[Stored entries]
______
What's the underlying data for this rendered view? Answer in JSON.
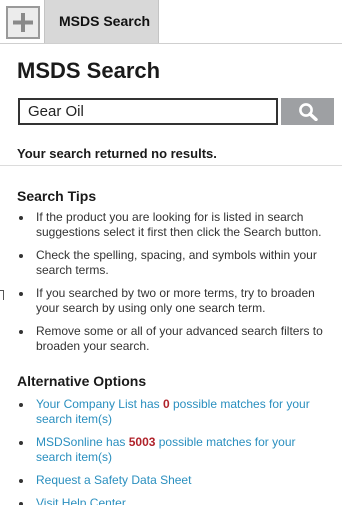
{
  "header": {
    "add_tab_icon": "plus-icon",
    "active_tab_label": "MSDS Search"
  },
  "page": {
    "title": "MSDS Search"
  },
  "search": {
    "value": "Gear Oil",
    "button_icon": "magnifier-icon"
  },
  "results": {
    "message": "Your search returned no results."
  },
  "search_tips": {
    "heading": "Search Tips",
    "items": [
      "If the product you are looking for is listed in search suggestions select it first then click the Search button.",
      "Check the spelling, spacing, and symbols within your search terms.",
      "If you searched by two or more terms, try to broaden your search by using only one search term.",
      "Remove some or all of your advanced search filters to broaden your search."
    ]
  },
  "alternative_options": {
    "heading": "Alternative Options",
    "company_list": {
      "prefix": "Your Company List has ",
      "count": "0",
      "suffix": " possible matches for your search item(s)"
    },
    "msdsonline": {
      "prefix": "MSDSonline has ",
      "count": "5003",
      "suffix": " possible matches for your search item(s)"
    },
    "request_sds": "Request a Safety Data Sheet",
    "help_center": "Visit Help Center"
  },
  "colors": {
    "link": "#2a8fbf",
    "count_highlight": "#b0222a",
    "search_button": "#9ea0a3",
    "active_tab": "#d8d8d8"
  }
}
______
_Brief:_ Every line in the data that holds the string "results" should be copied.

_Exercise result:_
  "results": {
    "message": "Your search returned no results."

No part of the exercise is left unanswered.